AB - Eribulin was FDA approved in 2012 as a treatment for patients with MBC who have previously received at least two prior chemotherapy regimens. The aim of this analysis was to assess the cost effectiveness of eribulin versus the three most commonly utilized drugs (TPC) in the EMBRACE trial: vinorelbine, gemcitabine, and capecitabine (X); and to other branded FDA approved drugs: ixabepilone (I), liposomal-doxorubicin (D), and nab-paclitaxel. We created a decision-analytical and a Markov model using clinical data from the EMBRACE trial. Health utilities were derived from the published literature. Costs for drug acquisition, physician visits, and laboratory tests were obtained from Medicare Services Drug Payment Table and Physician Fee Schedule and are represented in 2012 USD. Life-years saved (LY), quality-adjusted life years (QALY), and incremental cost effectiveness ratio (ICER) were calculated. Eribulin added 0.208 LY and 0.119 QALY with an incremental cost over TPC of $25,458, and therefore an ICER of $213,742 per QALY. The main drivers of the model were drug cost, PFS, OS, and health utility values. The results of the model were robust in sensitivity analyses. Relative to I, D, A, and X, the ICER for eribulin was $76,823, $109,283, $129,773, and $167,267, respectively. Even with a more contemporary willingness-to-pay threshold of approximately $120,000 per QALY, eribulin was not found to be cost effective in the treatment of MBC relative to TPC; relative to some more expensive branded drugs, eribulin appears to be cost effective.

KW - Chemotherapy

KW - Cost effectiveness

KW - Economic

KW - Eribulin

KW - Evaluation
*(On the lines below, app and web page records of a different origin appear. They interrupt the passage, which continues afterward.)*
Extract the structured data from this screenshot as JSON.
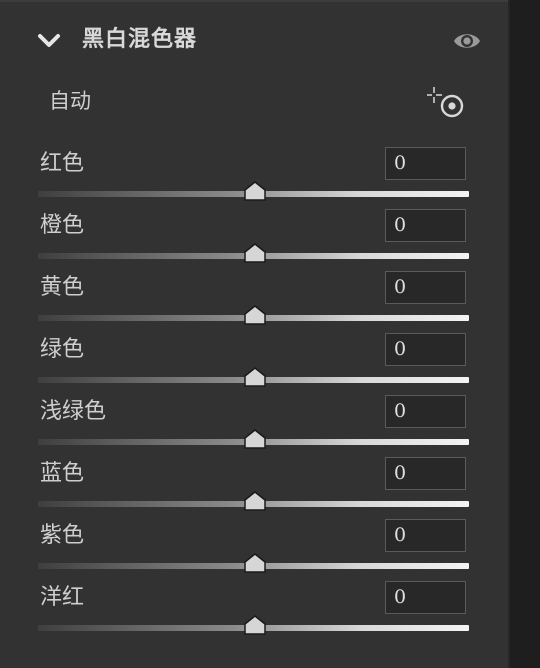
{
  "panel": {
    "title": "黑白混色器",
    "auto_label": "自动"
  },
  "icons": {
    "collapse": "chevron-down-icon",
    "visibility": "eye-icon",
    "targeted_adjustment": "target-adjust-icon",
    "slider_thumb": "triangle-thumb-icon"
  },
  "colors": {
    "panel_bg": "#323232",
    "text": "#cfcfcf",
    "field_bg": "#282828",
    "field_border": "#5a5a5a"
  },
  "sliders": [
    {
      "label": "红色",
      "value": "0",
      "level": 0.5
    },
    {
      "label": "橙色",
      "value": "0",
      "level": 0.5
    },
    {
      "label": "黄色",
      "value": "0",
      "level": 0.5
    },
    {
      "label": "绿色",
      "value": "0",
      "level": 0.5
    },
    {
      "label": "浅绿色",
      "value": "0",
      "level": 0.5
    },
    {
      "label": "蓝色",
      "value": "0",
      "level": 0.5
    },
    {
      "label": "紫色",
      "value": "0",
      "level": 0.5
    },
    {
      "label": "洋红",
      "value": "0",
      "level": 0.5
    }
  ]
}
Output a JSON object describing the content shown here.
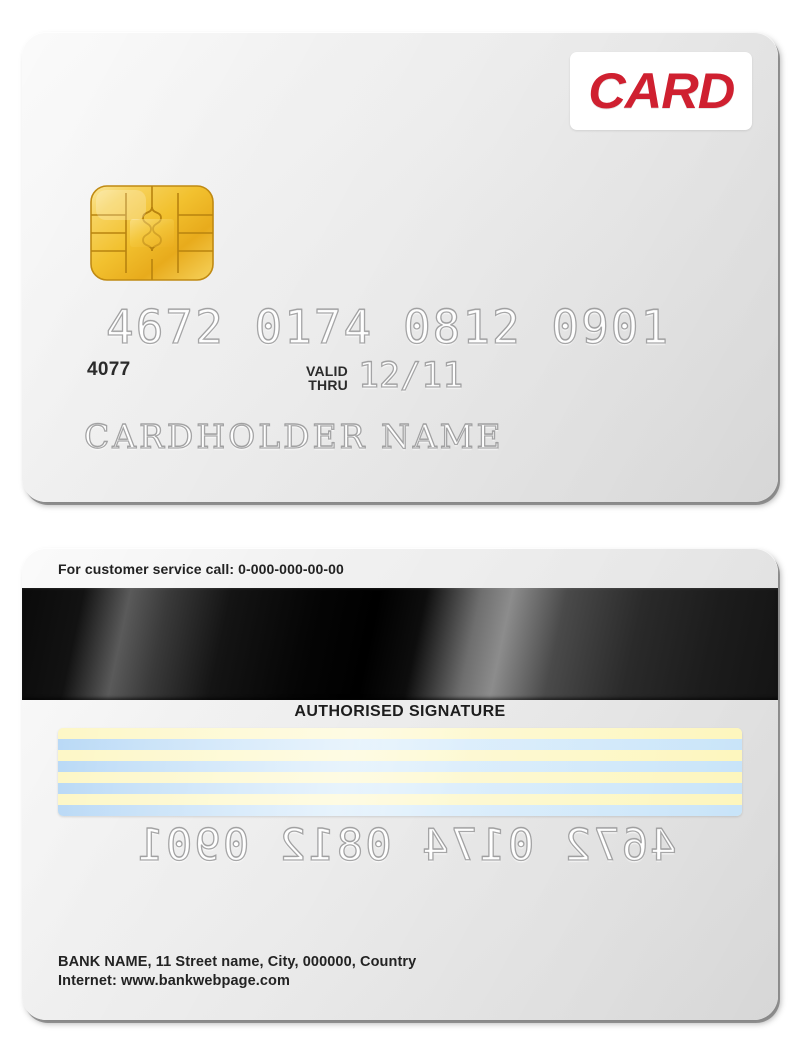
{
  "colors": {
    "brand_red": "#cf2030",
    "card_light": "#f2f2f2",
    "card_dark": "#e2e2e2",
    "magstripe_black": "#0a0a0a",
    "signature_yellow": "#fdf7c6",
    "signature_blue": "#b9d9f6",
    "text_dark": "#222222",
    "chip_gold": "#f5c330"
  },
  "front": {
    "brand_logo": "CARD",
    "chip_icon_name": "emv-chip-icon",
    "card_number": "4672 0174 0812 0901",
    "bin_digits": "4077",
    "valid_label_line1": "VALID",
    "valid_label_line2": "THRU",
    "expiry": "12/11",
    "cardholder_name": "CARDHOLDER NAME"
  },
  "back": {
    "service_line": "For customer service call: 0-000-000-00-00",
    "magstripe_name": "magnetic-stripe",
    "authorised_signature_label": "AUTHORISED SIGNATURE",
    "signature_strip_name": "signature-strip",
    "mirrored_card_number": "4672 0174 0812 0901",
    "bank_address": "BANK NAME, 11 Street name, City, 000000, Country",
    "bank_internet": "Internet: www.bankwebpage.com"
  }
}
KW - Metastatic breast cancer

UR - http://www.scopus.com/inward/record.url?scp=84871745713&partnerID=8YFLogxK

UR - http://www.scopus.com/inward/citedby.url?scp=84871745713&partnerID=8YFLogxK

U2 - 10.1007/s10549-012-2326-8

DO - 10.1007/s10549-012-2326-8

M3 - Article

C2 - 23143283

AN - SCOPUS:84871745713

VL - 137

SP - 187

EP - 193

JO - Breast Cancer Research and Treatment

JF - Breast Cancer Research and Treatment

SN - 0167-6806

IS - 1

ER -